Many young Canadians may feel like they’re broke and several decades away from dying. They think the last thing they need is an estate plan. After all, they’re very healthy and their parents are still relatively young and doing well. If the worst was to happen, their parents would take care of things. Unfortunately, it’s rarely that simple.
Who Is Making the Decisions. Let’s say you take the reading week off from your studies to go skiing with your friends in the rockies. You hit a jump wrong, and you’re knocked out and suffer a coma. Your fiancé is fantastic, but they’re also really into pseudo-medicine, so they decide to treat your coma with maple syrup instead of allowing your doctors to treat you. Your parents may want to intervene, but if you haven’t named them as power of attorney in your estate plan, then the decision will likely fall first to your partner.
When you haven’t named a person to be in charge, the courts will be left to decide who can make medical decisions on your behalf. You may not like their choice, but you won’t be able to argue.
Similarly, if you have no partner and your parents are divorced and fight constantly, you may want to choose to name the one whose view on medicine and intervention line up mostly closely to your own.
Laying a Strong Foundation. One of the best reasons to start your estate plan young is that you have to deal with fewer choices. You have an opportunity to start laying a strong foundation for your personalized estate plan, but you don’t need to worry about being overwhelmed by a million decisions. The groundwork you’ve created will serve as a starting place as you get married, have children, and begin acquiring valuable assets.
Take Care of Your Loved Ones. Your assets may be meager, but they’re still something. If you have a job, there may be some contributions to the Canadian pension plan for you or even a life insurance payout. It’s important that you name a beneficiary for all these accounts. This is especially true if you have a long-term partner whom you’re not married to. It may be obvious to you, that your girlfriend should inherit the $5000 in your savings account, but without a will, it’s more likely the courts will award it to your parents — even if you never talk to them. Similarly, if you have any animals under your care, you should specify who is responsible for their care. That way your strictly-indoor-cat doesn’t end up living in a barn on your uncle’s farm waiting for a coyote to find her.
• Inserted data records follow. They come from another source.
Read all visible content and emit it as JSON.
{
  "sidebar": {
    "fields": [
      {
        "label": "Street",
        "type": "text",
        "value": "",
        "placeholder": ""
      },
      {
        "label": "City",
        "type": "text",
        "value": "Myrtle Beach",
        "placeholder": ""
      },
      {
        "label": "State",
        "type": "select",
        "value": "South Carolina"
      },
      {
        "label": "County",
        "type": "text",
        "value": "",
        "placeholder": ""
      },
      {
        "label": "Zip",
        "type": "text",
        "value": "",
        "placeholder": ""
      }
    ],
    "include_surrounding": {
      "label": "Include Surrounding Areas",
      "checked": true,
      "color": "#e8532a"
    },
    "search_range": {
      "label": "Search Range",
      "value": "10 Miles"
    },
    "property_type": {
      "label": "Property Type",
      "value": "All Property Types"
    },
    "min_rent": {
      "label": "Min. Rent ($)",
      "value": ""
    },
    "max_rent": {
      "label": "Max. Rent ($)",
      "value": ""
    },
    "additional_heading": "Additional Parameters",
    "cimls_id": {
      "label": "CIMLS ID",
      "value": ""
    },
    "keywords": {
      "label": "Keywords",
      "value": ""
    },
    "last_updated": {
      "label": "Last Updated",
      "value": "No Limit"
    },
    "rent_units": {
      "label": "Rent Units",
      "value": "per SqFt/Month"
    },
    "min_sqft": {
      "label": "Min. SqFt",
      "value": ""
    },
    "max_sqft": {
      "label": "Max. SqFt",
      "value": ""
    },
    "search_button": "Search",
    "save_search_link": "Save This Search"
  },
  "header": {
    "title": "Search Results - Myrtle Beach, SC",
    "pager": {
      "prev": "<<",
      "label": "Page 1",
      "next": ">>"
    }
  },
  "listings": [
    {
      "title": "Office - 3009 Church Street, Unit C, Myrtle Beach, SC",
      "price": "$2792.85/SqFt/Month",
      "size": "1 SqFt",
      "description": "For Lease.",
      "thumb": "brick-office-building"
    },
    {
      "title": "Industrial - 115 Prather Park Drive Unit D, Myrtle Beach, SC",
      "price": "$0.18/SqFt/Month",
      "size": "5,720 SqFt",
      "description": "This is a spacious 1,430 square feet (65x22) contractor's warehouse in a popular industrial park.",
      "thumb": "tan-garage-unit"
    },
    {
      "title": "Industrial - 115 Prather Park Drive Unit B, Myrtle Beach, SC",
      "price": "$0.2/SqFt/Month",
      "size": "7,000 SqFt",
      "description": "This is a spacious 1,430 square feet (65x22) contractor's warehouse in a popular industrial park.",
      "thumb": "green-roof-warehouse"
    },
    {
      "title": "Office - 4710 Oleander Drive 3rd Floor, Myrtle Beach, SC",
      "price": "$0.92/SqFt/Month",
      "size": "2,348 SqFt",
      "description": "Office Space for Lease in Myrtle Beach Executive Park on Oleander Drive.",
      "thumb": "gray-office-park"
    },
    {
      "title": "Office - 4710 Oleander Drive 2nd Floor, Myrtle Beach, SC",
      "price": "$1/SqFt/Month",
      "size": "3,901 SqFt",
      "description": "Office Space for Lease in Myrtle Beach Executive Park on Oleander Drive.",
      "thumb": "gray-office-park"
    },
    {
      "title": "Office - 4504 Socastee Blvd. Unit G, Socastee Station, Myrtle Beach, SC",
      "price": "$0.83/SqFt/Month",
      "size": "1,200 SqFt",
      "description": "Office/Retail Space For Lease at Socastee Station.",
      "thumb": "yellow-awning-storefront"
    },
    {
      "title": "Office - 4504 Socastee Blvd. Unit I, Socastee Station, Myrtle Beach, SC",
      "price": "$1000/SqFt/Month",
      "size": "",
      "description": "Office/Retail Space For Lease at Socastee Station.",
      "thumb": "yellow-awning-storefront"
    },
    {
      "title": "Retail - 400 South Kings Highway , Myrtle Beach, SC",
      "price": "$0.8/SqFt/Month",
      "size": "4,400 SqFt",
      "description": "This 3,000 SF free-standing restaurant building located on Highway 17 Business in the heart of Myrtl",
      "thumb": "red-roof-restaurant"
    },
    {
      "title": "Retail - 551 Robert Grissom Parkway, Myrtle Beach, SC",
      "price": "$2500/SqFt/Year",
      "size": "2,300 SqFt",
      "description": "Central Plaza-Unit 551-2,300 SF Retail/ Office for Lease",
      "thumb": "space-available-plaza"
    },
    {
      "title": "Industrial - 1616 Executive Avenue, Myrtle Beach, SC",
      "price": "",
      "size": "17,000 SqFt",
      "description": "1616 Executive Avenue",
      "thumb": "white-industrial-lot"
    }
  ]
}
At MacMillan Estate Planning, we encourage all Canadians to deeply consider their estate plan. It’s never too early to clearly communicate what you want done with your assets, but it’s often too late. The experts at MacMillan Estate Planning can help you find the tools best suited to your particular needs. Call us today.